* To do:
Would you pull out every line of the material that contains the string "SOIT"?

* Input data:
☆ ☆ ☆ ☆ ☆ ☆ ☆

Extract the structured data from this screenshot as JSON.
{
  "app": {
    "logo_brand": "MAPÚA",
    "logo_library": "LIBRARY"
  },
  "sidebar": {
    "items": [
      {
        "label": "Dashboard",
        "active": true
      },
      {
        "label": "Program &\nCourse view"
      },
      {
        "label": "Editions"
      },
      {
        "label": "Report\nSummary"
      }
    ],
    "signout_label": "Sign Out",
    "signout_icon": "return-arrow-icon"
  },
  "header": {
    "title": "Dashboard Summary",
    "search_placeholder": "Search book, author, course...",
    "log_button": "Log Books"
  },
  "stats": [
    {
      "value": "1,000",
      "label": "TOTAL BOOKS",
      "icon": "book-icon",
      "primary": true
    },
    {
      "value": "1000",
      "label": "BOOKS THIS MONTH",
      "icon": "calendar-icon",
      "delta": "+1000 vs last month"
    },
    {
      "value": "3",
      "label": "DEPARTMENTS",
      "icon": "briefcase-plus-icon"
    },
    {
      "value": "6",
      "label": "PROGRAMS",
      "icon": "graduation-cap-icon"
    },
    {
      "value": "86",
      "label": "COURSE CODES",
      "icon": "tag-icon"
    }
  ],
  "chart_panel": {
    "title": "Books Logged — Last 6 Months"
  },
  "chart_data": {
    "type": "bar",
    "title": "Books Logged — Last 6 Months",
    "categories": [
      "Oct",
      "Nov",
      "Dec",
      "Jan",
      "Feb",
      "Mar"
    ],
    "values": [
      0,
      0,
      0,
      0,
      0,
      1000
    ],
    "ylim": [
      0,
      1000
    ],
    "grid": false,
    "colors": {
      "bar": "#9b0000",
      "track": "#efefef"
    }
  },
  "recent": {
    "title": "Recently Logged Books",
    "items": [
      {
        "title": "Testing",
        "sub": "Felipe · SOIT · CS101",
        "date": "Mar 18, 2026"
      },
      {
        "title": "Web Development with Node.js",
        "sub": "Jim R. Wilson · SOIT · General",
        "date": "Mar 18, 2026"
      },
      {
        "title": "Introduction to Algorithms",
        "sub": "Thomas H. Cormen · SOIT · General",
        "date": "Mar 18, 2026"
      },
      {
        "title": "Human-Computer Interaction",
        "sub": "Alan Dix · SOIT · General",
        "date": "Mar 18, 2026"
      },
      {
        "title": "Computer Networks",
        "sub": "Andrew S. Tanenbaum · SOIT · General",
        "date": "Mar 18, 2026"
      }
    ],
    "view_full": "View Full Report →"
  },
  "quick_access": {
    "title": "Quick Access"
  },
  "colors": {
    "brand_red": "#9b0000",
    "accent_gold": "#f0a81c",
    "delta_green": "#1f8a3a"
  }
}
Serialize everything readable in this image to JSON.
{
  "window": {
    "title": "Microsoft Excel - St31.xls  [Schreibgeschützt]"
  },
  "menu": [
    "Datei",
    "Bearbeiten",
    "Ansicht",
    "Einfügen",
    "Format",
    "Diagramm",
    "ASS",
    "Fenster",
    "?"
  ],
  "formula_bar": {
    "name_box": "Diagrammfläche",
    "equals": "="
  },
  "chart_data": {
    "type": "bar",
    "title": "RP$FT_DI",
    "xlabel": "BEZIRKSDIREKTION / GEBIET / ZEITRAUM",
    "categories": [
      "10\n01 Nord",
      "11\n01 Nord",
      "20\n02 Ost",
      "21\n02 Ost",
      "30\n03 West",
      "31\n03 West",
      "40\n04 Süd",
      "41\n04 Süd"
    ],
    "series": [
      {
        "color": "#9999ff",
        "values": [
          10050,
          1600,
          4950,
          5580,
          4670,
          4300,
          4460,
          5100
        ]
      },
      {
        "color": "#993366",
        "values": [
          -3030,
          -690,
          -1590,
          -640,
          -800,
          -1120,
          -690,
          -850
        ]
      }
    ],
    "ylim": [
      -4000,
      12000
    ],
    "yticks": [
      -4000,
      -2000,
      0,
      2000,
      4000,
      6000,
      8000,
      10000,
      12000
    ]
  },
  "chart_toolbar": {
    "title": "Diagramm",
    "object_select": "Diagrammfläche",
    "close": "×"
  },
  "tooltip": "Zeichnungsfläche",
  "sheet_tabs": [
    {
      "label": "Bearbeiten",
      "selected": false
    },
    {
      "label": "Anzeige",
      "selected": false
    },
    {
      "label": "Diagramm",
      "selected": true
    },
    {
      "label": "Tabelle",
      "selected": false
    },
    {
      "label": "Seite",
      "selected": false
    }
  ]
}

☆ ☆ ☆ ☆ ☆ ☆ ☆

* Answer to this problem:
        "sub": "Felipe · SOIT · CS101",
        "sub": "Jim R. Wilson · SOIT · General",
        "sub": "Thomas H. Cormen · SOIT · General",
        "sub": "Alan Dix · SOIT · General",
        "sub": "Andrew S. Tanenbaum · SOIT · General",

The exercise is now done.